Playwriting 101: Everything You Need to Know to Write a Play OnDemand Webinar
ABOUT THE WEBINAR
There's nothing like sitting in the back of a dark theater as an audience reacts to actors performing your work. But finding that first (and second and third...) production means not only understanding such basic elements as character, play structure, setting, dialogue and stage directions, but also learning what actually works on stage.
Jonathan Dorf's plays have been produced worldwide, and as a teacher and script consultant, he's been guiding writers from Arizona to Australia toward production and publication for two decades. He'll share some of the techniques, tips and tricks he's gathered to accelerate your learning curve-whether you're a newly minted aspiring playwright, have experience and are just looking for that refresher, or want to use playwriting to take your screenwriting or fiction to the next level.
Learn how to develop your germ of an idea into a full-fledged script, the "big picture concepts" that will help you structure your play and keep it on track, and how to avoid the red flags that send plays to the reject pile.
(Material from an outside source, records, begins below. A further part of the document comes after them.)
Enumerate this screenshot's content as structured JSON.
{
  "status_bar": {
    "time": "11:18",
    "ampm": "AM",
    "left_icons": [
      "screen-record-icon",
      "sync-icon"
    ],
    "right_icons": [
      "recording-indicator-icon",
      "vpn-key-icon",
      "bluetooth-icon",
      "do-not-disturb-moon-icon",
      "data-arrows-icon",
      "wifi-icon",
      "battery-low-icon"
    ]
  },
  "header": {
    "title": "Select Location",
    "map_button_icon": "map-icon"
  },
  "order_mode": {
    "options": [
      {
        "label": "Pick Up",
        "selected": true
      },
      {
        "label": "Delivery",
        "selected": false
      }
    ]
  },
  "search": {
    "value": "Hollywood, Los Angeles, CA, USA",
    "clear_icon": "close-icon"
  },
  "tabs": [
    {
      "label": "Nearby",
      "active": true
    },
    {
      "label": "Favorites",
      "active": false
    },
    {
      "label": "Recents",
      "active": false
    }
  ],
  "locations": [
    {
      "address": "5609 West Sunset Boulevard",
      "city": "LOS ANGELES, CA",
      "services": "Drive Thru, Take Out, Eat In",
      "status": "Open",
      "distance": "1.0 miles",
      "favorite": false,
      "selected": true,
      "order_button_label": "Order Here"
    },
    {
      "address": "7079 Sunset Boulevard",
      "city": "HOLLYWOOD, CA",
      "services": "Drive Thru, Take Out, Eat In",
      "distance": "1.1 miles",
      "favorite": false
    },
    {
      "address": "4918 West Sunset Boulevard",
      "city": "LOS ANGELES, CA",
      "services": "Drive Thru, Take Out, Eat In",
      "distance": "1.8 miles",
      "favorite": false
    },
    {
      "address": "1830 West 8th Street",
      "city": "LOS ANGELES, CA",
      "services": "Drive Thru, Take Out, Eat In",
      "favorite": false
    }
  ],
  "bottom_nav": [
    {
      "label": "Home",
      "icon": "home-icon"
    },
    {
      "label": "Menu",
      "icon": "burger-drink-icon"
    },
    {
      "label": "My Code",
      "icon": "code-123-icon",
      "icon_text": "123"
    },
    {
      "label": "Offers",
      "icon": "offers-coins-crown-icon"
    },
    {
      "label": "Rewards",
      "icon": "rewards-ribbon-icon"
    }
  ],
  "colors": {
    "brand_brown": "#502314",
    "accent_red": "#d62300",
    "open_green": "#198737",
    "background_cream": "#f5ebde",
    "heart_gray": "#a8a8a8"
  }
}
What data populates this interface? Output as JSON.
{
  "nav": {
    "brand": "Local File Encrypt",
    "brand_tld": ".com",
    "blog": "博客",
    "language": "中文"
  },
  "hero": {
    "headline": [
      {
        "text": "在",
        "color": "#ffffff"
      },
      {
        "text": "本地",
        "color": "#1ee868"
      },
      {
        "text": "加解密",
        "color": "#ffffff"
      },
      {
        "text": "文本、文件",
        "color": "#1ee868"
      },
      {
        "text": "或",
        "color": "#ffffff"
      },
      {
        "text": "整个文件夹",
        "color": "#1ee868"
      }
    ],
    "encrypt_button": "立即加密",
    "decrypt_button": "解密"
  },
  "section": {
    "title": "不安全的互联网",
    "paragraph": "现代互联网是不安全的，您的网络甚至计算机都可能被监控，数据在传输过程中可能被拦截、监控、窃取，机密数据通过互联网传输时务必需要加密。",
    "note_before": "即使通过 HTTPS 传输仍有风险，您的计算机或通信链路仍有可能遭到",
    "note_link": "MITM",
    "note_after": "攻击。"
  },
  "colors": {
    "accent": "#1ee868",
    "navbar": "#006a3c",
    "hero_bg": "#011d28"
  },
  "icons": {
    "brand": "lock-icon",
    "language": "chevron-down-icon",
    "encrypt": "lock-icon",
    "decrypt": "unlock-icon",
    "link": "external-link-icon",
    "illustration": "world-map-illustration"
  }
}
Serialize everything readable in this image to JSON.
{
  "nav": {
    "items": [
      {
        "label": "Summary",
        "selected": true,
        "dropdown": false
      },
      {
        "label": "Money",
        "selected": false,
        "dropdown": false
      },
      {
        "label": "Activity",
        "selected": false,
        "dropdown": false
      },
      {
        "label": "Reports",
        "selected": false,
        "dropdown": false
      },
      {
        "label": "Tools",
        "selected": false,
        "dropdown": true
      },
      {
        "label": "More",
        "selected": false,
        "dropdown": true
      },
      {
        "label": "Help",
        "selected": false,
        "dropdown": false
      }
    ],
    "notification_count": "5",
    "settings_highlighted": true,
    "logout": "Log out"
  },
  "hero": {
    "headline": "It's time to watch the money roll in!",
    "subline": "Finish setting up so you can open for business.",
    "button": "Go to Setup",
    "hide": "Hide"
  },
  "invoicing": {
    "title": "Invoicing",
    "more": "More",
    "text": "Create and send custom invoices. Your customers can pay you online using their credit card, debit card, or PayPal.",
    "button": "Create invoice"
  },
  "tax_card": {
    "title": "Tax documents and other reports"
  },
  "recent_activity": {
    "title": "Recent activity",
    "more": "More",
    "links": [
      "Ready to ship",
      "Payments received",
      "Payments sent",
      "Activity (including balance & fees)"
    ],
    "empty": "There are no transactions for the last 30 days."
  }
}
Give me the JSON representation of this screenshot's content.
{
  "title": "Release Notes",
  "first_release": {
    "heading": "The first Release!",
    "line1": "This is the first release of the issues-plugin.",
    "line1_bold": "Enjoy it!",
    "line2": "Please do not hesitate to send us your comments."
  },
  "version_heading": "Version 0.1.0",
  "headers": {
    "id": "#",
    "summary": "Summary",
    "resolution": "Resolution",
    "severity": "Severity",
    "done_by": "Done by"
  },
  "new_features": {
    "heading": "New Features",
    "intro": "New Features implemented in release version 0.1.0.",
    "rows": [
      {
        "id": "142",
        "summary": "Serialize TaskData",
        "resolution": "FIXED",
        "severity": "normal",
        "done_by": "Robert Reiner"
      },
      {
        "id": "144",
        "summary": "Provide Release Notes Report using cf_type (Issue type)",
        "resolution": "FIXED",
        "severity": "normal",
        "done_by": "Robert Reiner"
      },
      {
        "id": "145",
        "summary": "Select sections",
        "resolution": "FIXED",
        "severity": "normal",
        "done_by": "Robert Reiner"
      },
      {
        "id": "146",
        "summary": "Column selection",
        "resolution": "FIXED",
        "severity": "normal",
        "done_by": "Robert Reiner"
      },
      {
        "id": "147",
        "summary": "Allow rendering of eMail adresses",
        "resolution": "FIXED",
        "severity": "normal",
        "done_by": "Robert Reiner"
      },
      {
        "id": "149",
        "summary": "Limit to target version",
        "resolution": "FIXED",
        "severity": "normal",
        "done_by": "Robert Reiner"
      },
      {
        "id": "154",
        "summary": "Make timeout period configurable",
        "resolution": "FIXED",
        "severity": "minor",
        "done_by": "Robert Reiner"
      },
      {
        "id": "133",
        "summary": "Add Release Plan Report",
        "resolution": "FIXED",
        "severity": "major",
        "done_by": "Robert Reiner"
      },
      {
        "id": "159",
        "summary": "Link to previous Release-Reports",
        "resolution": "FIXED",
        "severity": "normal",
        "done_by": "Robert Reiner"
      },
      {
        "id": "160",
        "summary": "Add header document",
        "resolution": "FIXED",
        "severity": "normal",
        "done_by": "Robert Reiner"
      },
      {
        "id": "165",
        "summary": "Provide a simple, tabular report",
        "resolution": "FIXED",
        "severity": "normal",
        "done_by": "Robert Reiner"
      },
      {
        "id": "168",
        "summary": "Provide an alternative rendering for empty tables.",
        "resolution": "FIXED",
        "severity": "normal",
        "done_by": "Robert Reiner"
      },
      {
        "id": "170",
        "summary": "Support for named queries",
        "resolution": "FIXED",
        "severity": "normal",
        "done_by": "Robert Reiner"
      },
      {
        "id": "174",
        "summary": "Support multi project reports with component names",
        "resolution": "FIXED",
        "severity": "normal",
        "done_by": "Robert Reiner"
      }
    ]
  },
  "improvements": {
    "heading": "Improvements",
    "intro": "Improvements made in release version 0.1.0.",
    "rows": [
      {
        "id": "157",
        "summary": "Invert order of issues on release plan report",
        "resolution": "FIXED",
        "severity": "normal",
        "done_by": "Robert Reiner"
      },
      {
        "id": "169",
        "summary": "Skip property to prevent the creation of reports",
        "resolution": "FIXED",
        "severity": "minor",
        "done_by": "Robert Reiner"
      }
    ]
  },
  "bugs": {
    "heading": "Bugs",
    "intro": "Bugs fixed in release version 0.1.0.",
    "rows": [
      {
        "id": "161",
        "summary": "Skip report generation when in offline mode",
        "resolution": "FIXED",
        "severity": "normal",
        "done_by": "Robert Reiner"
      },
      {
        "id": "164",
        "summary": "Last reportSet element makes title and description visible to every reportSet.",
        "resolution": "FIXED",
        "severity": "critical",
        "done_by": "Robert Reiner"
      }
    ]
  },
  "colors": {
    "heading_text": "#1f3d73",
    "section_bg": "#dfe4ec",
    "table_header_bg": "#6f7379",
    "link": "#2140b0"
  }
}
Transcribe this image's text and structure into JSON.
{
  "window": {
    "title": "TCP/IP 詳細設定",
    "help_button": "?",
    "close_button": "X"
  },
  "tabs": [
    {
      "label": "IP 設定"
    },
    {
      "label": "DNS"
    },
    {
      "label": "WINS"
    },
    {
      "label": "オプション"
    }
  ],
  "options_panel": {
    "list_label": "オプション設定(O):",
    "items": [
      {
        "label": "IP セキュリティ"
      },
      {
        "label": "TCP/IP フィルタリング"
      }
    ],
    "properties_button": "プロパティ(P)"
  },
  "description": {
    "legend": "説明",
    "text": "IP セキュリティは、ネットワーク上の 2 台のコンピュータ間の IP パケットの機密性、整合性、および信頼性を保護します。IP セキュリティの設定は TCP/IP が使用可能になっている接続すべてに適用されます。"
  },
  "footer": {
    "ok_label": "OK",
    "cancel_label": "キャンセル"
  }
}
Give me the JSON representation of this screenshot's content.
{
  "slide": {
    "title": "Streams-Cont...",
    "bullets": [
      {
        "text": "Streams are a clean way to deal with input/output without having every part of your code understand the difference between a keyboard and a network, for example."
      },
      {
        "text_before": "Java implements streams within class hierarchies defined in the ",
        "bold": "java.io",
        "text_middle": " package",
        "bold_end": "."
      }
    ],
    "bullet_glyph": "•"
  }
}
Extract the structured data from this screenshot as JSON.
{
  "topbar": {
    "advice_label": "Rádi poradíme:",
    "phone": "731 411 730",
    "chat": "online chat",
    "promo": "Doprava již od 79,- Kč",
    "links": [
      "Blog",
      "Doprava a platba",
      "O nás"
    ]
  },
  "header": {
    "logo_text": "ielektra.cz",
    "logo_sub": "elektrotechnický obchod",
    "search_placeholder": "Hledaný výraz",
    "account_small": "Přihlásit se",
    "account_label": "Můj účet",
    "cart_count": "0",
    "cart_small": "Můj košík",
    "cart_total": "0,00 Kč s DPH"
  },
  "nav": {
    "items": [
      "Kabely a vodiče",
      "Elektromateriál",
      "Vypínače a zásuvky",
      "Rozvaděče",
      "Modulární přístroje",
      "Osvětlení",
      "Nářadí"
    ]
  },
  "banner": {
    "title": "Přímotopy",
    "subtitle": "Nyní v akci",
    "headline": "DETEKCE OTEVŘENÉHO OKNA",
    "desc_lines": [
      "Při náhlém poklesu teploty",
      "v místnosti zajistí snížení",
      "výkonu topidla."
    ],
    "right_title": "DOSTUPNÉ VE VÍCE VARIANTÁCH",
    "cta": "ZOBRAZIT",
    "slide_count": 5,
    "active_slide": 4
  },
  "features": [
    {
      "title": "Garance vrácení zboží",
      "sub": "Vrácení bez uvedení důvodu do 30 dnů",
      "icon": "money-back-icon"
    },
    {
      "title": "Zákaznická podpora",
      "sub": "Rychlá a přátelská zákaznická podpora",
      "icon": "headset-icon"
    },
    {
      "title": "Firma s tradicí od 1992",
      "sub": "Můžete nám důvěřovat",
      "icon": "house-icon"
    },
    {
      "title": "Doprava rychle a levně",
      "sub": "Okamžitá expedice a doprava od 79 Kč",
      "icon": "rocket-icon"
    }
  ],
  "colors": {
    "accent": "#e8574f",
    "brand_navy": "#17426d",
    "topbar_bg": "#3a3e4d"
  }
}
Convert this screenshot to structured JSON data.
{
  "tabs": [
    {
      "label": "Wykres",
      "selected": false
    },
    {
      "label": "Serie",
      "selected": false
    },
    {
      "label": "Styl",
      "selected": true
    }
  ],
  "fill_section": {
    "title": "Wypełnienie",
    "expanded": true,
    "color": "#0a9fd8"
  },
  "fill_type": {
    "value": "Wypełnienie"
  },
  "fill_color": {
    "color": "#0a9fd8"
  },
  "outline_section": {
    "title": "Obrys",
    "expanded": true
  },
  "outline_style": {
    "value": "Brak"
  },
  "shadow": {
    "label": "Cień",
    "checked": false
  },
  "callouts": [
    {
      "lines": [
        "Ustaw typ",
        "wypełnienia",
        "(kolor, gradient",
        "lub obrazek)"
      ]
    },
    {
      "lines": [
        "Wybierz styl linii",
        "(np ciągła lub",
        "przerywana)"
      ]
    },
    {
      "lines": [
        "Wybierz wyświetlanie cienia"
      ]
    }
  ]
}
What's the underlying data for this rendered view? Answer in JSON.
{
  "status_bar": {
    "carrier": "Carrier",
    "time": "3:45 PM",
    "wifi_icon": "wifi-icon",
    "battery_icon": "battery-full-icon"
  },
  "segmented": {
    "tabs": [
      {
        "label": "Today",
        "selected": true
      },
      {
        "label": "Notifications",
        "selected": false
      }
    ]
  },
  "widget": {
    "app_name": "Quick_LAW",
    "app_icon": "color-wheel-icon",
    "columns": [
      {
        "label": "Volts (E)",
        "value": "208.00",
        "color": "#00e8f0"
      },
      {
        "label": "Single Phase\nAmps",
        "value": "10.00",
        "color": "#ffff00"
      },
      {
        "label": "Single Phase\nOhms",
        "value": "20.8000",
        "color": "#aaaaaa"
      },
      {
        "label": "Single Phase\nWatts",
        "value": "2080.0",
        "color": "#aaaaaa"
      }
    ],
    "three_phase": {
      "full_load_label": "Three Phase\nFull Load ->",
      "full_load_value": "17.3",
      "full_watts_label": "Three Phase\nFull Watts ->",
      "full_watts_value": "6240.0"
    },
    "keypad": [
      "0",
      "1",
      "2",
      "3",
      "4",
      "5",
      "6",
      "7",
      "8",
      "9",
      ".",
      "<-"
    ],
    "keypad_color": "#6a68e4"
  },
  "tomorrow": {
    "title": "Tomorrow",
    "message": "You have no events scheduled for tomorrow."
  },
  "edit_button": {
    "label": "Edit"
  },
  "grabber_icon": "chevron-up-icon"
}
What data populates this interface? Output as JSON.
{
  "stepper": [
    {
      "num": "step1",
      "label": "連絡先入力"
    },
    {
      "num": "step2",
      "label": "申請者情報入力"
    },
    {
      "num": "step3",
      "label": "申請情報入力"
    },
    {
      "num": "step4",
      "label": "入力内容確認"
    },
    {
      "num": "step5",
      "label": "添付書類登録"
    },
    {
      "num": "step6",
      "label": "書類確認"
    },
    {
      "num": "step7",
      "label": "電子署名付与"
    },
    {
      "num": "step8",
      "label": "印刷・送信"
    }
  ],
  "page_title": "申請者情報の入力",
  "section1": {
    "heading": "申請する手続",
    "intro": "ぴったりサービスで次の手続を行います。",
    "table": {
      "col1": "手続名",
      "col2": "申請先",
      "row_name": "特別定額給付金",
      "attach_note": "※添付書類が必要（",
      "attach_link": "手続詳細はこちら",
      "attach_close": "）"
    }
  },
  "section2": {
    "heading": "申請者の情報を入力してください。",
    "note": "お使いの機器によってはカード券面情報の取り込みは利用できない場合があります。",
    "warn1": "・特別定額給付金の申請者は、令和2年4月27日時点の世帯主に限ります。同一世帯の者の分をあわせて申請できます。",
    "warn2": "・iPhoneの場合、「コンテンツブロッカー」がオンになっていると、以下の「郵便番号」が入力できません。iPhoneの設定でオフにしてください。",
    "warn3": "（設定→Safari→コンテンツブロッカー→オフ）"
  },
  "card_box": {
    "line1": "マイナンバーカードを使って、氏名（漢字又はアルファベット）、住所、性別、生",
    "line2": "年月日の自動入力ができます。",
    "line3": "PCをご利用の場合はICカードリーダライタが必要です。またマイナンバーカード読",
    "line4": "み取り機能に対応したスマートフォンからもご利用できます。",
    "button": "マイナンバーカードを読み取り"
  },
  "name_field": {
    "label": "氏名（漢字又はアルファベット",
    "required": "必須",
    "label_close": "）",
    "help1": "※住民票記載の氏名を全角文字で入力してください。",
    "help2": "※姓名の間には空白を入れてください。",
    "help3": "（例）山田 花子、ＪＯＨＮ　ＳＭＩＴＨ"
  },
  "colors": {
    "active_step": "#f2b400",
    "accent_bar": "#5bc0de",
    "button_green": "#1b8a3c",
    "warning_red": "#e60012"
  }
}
Above all, you'll learn to put into practice the most fundamental axiom of playwriting: "Plays are written to be produced."
WHAT YOU'LL LEARN:
- How to turn an idea into a play
- Creating compelling characters
- Tools to plot your script
- The many possibilities of play structure
- Getting the most dramatic mileage from your settings
- Tips to strengthen your dialogue
- When and how to use stage directions
- Avoiding the red flags that keep your play from being produced
WHO SHOULD LISTEN?
- Anyone who has always wanted to write a play.
- Playwrights who have never had formal training.
- Writers looking for tools to improve their screenwriting.
- Playwrights who are unproduced.
- Screenwriters and fiction writers who want to use playwriting to improve their writing.
- Playwrights looking to polish their skills or get fresh inspiration.
- Writers who want to improve their dialogue.
- Actors and directors who want to understand the playwright's point of view.